I am a Postdoctoral Research Associate and Adjunct Professor in the Department of Biology at Texas State University . My major interests include the conservation, ecology, and systematics of amphibians; with an emphasis on the effects of anthropogenic disturbance to amphibian diversity and abundance in tropical rainforests. Primarily, I utilize members of the direct-developing anuran genus Pristimantis and characteristics of their microhabitat specialization to address these interests.
Currently, my research focuses on the effects of deforestation to canopy inhabiting herpetofauna and microclimate in Amazonian Ecuador, with a concentration on epiphytic canopy tank bromeliads. I am also exploring the use of molecular techniques to examine for ecological diversification (vertical niche partitioning) in the Pristimantis genus.
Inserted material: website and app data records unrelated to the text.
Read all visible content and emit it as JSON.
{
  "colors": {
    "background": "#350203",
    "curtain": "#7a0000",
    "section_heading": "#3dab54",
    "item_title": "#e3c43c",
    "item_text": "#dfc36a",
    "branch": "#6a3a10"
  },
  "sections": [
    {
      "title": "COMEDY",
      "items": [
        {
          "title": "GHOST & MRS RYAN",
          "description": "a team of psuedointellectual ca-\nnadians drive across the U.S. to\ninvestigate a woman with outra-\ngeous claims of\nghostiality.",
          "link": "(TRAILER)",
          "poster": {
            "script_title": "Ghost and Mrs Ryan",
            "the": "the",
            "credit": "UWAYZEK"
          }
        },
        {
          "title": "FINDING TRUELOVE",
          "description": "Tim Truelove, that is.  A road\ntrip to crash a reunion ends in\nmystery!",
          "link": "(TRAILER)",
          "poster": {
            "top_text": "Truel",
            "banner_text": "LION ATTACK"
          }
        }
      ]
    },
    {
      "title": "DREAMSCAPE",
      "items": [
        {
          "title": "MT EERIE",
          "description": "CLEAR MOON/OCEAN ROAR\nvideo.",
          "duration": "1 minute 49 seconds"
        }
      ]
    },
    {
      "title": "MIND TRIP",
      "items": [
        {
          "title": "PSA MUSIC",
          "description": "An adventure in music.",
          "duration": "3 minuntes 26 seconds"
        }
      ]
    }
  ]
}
Canopy tank bromeliads as a keystone resource has also caught my interest after I began working in the rainforest canopy.
As a postdoc in the lab of Dr. Michael Forstner I am working on different ecological aspects of the endangered Houston toad (Bufo (Anaxayrus) houstonensis). These include anthropogenic and catastrophic wildfire impacts to disjunct populations as well as range-wide automated call surveys to evaluate detection probability and population size.
I am Founder and Executive Director of the TADPOLE Organization - a non-profit organization dedicated to informing and educating the public regarding our obligation to protect and preserve the Amazon's amphibian species.
Rebuilding this site as of Jan. 5, 2014. Please contact me via email with any questions.